» ABOUT THIS EXERCISE:
Which lines of the listing hold the string "Sales"? Show each of them.

» DATA LISTING:

____

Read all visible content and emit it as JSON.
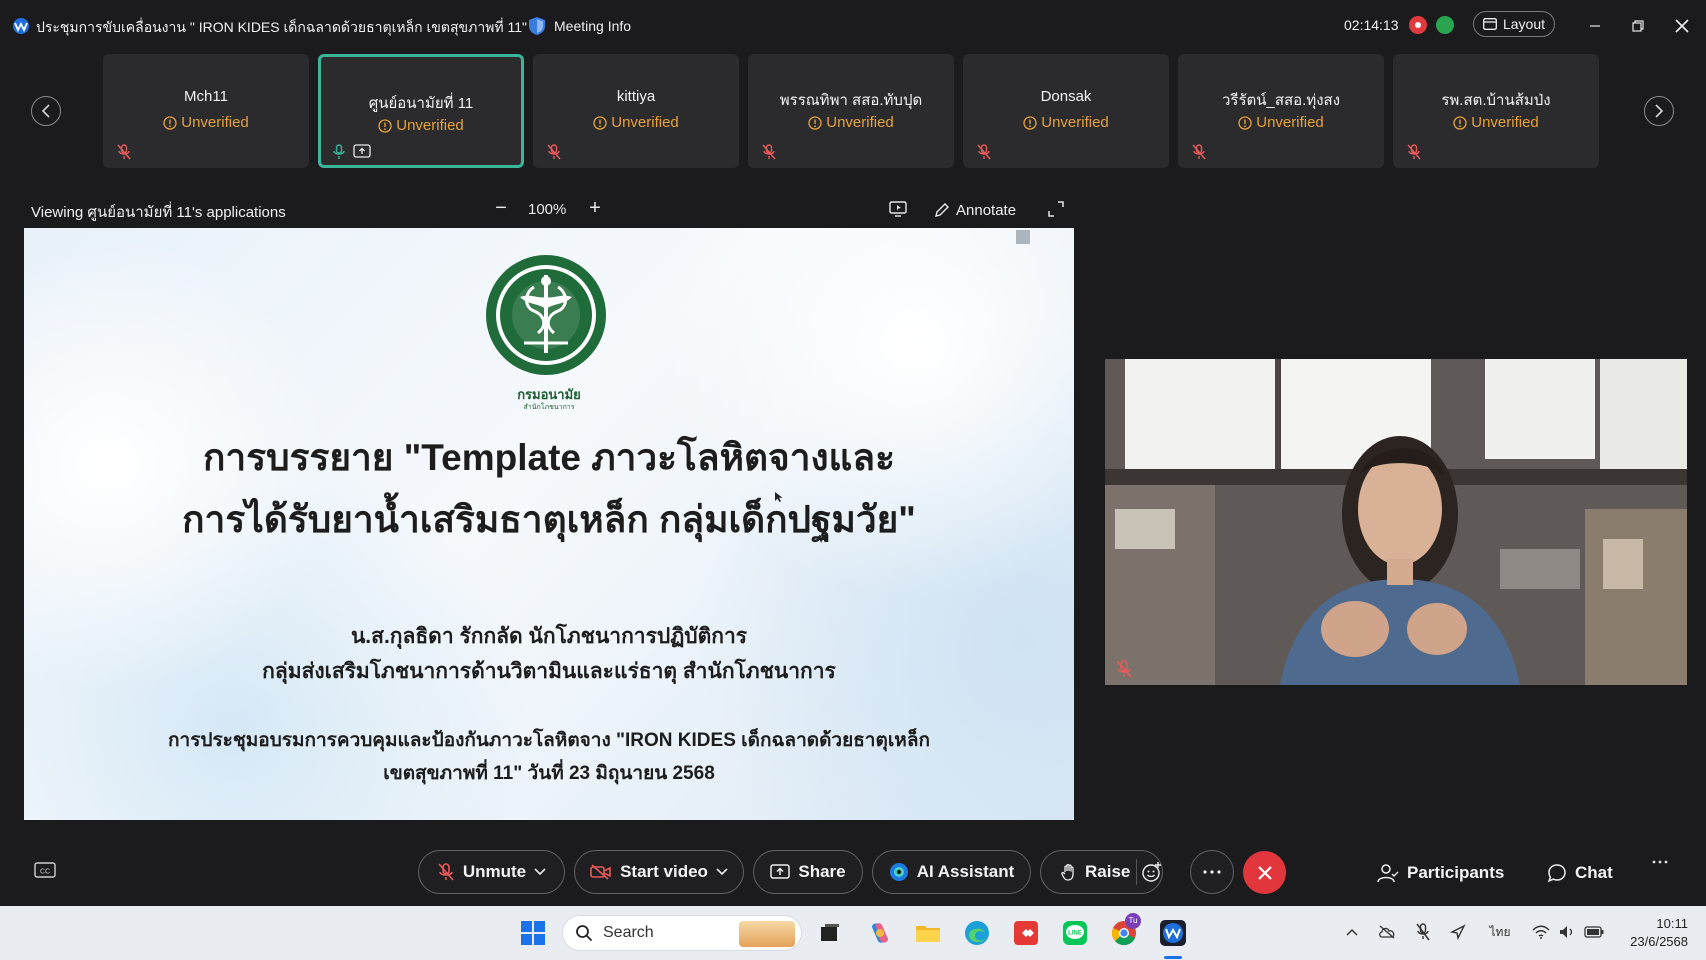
{
  "window": {
    "title": "ประชุมการขับเคลื่อนงาน \" IRON KIDES เด็กฉลาดด้วยธาตุเหล็ก เขตสุขภาพที่ 11\" ...",
    "meeting_info_label": "Meeting Info",
    "timer": "02:14:13",
    "layout_label": "Layout"
  },
  "participants": [
    {
      "name": "Mch11",
      "status": "Unverified",
      "active": false
    },
    {
      "name": "ศูนย์อนามัยที่ 11",
      "status": "Unverified",
      "active": true
    },
    {
      "name": "kittiya",
      "status": "Unverified",
      "active": false
    },
    {
      "name": "พรรณทิพา สสอ.ทับปุด",
      "status": "Unverified",
      "active": false
    },
    {
      "name": "Donsak",
      "status": "Unverified",
      "active": false
    },
    {
      "name": "วรีรัตน์_สสอ.ทุ่งสง",
      "status": "Unverified",
      "active": false
    },
    {
      "name": "รพ.สต.บ้านส้มป่ง",
      "status": "Unverified",
      "active": false
    }
  ],
  "view_toolbar": {
    "viewing_label": "Viewing ศูนย์อนามัยที่ 11's applications",
    "zoom_out": "−",
    "zoom_level": "100%",
    "zoom_in": "+",
    "annotate_label": "Annotate"
  },
  "slide": {
    "dept_name": "กรมอนามัย",
    "dept_sub": "สำนักโภชนาการ",
    "title_line1": "การบรรยาย  \"Template ภาวะโลหิตจางและ",
    "title_line2": "การได้รับยาน้ำเสริมธาตุเหล็ก กลุ่มเด็กปฐมวัย\"",
    "author_line1": "น.ส.กุลธิดา รักกลัด นักโภชนาการปฏิบัติการ",
    "author_line2": "กลุ่มส่งเสริมโภชนาการด้านวิตามินและแร่ธาตุ สำนักโภชนาการ",
    "event_line1": "การประชุมอบรมการควบคุมและป้องกันภาวะโลหิตจาง \"IRON KIDES เด็กฉลาดด้วยธาตุเหล็ก",
    "event_line2": "เขตสุขภาพที่ 11\" วันที่ 23 มิถุนายน 2568"
  },
  "controls": {
    "unmute": "Unmute",
    "start_video": "Start video",
    "share": "Share",
    "ai_assistant": "AI Assistant",
    "raise": "Raise",
    "participants": "Participants",
    "chat": "Chat"
  },
  "taskbar": {
    "search_placeholder": "Search",
    "language": "ไทย",
    "time": "10:11",
    "date": "23/6/2568",
    "chrome_badge": "Tu"
  },
  "colors": {
    "active_tile_border": "#39b59a",
    "unverified": "#e6a23c",
    "end_call": "#e1363c",
    "record": "#e0393e"
  }
}
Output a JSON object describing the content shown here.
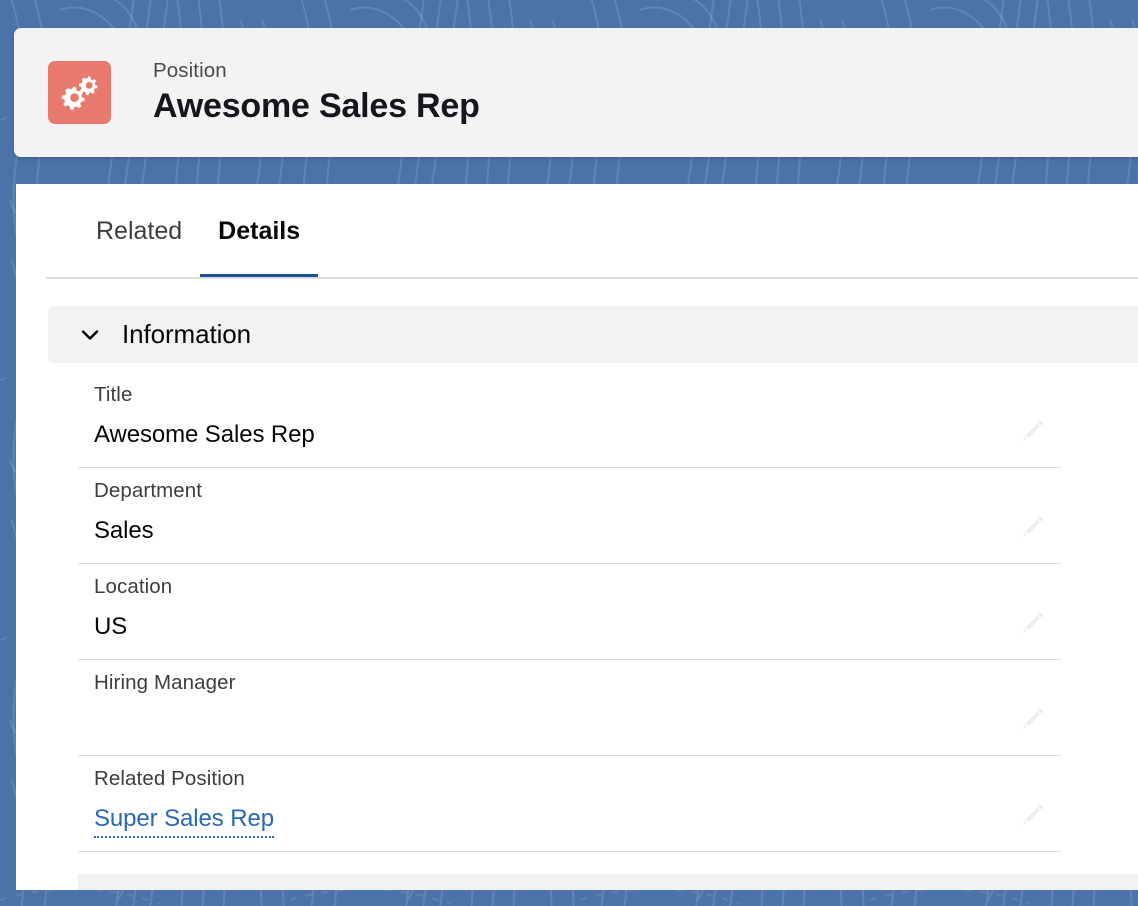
{
  "colors": {
    "backdrop_blue": "#4b72a9",
    "record_icon_bg": "#e8796f",
    "tab_active_underline": "#1b5297",
    "link_blue": "#2a68b7",
    "section_header_bg": "#f3f2f2",
    "divider": "#dddbda"
  },
  "header": {
    "icon_name": "gears-icon",
    "record_type": "Position",
    "record_title": "Awesome Sales Rep"
  },
  "tabs": [
    {
      "label": "Related",
      "active": false
    },
    {
      "label": "Details",
      "active": true
    }
  ],
  "section": {
    "chevron_icon": "chevron-down-icon",
    "title": "Information"
  },
  "fields": [
    {
      "label": "Title",
      "value": "Awesome Sales Rep",
      "is_link": false,
      "edit_icon": "pencil-icon"
    },
    {
      "label": "Department",
      "value": "Sales",
      "is_link": false,
      "edit_icon": "pencil-icon"
    },
    {
      "label": "Location",
      "value": "US",
      "is_link": false,
      "edit_icon": "pencil-icon"
    },
    {
      "label": "Hiring Manager",
      "value": "",
      "is_link": false,
      "edit_icon": "pencil-icon"
    },
    {
      "label": "Related Position",
      "value": "Super Sales Rep",
      "is_link": true,
      "edit_icon": "pencil-icon"
    }
  ]
}
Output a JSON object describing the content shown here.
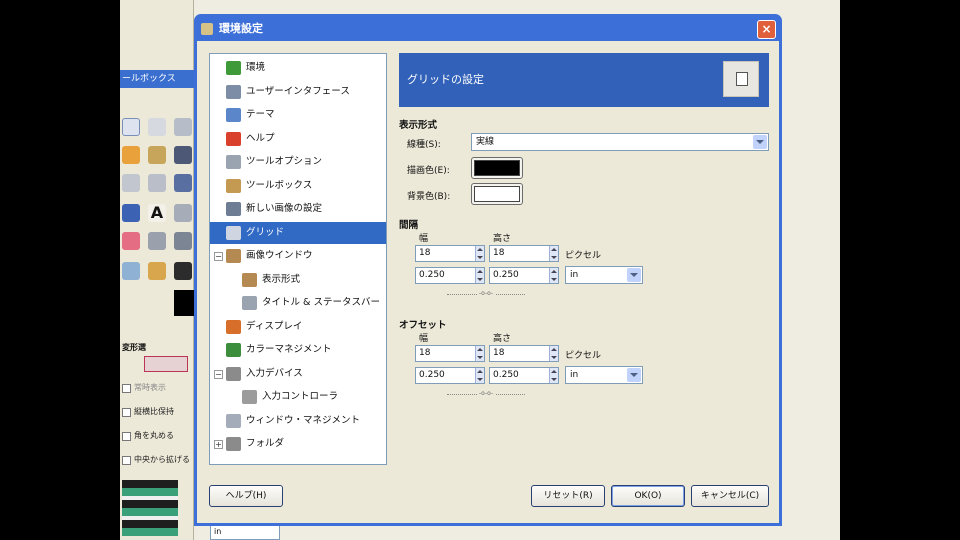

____

» YOUR SOLUTION:
    "record_title": "Awesome Sales Rep"
      "value": "Awesome Sales Rep",
      "value": "Sales",
      "value": "Super Sales Rep",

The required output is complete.